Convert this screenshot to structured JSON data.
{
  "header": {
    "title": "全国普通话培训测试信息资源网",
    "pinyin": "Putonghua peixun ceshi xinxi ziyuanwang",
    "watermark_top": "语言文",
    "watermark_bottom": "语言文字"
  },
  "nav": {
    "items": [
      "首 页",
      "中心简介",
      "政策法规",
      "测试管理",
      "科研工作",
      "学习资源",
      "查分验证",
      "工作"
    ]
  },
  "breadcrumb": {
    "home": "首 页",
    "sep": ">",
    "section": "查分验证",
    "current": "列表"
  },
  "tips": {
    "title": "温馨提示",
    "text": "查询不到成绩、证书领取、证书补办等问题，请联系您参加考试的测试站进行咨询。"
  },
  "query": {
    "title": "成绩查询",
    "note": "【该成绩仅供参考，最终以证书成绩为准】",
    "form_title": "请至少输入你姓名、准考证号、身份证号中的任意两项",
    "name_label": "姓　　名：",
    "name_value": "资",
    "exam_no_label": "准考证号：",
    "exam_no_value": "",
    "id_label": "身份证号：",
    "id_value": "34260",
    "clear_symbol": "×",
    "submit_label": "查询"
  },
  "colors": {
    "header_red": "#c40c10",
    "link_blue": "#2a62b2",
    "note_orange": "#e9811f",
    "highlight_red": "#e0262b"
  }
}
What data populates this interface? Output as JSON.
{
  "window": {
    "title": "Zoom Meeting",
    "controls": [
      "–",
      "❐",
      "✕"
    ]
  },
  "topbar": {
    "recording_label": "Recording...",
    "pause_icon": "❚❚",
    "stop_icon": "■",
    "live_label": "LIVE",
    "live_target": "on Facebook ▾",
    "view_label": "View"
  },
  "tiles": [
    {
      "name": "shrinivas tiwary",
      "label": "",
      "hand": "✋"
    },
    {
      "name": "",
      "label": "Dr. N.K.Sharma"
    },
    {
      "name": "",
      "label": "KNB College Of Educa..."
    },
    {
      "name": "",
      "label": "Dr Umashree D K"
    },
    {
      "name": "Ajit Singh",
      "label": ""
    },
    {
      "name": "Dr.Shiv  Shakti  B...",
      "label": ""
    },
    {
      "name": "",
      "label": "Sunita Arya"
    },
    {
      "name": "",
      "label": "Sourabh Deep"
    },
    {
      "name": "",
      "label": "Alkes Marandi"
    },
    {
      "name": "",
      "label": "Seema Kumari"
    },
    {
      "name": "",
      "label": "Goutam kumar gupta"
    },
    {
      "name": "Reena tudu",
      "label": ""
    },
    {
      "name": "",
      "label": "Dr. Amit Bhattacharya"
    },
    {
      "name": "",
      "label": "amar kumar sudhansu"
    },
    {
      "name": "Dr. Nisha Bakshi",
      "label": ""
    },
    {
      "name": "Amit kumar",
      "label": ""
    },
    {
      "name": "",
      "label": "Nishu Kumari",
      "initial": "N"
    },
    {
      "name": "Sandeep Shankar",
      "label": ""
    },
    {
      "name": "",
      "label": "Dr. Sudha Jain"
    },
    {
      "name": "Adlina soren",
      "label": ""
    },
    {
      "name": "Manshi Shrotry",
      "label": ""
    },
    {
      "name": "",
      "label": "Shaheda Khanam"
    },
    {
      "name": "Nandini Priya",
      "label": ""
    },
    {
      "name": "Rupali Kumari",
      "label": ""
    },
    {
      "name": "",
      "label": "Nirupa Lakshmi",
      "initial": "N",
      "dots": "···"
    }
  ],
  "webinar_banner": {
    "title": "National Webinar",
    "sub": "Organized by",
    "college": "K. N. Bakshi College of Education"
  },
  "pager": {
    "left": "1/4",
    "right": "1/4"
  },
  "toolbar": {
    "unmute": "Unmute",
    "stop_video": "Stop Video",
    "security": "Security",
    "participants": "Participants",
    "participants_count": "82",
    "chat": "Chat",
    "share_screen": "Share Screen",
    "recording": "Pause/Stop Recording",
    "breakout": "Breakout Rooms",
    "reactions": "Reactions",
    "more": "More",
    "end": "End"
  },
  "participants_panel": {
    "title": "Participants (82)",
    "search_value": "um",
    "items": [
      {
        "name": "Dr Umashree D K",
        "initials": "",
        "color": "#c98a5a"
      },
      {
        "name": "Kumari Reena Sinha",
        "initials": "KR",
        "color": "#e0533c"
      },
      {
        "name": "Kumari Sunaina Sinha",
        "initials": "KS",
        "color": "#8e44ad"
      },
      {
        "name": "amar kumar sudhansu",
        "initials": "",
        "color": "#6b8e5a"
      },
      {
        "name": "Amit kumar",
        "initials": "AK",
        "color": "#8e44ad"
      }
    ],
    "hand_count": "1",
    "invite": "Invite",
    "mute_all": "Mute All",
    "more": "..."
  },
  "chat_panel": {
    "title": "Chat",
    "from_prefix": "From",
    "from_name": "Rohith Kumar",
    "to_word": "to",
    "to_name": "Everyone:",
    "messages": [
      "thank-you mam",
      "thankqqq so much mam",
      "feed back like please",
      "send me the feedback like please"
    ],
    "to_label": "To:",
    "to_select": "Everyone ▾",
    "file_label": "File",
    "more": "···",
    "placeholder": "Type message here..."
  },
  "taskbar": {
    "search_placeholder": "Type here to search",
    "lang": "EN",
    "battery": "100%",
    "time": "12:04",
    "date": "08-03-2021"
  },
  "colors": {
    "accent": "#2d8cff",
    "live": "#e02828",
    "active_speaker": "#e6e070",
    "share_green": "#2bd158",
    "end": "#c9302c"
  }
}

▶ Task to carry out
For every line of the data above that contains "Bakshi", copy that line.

▶ Task result
      "name": "Dr. Nisha Bakshi",
    "college": "K. N. Bakshi College of Education"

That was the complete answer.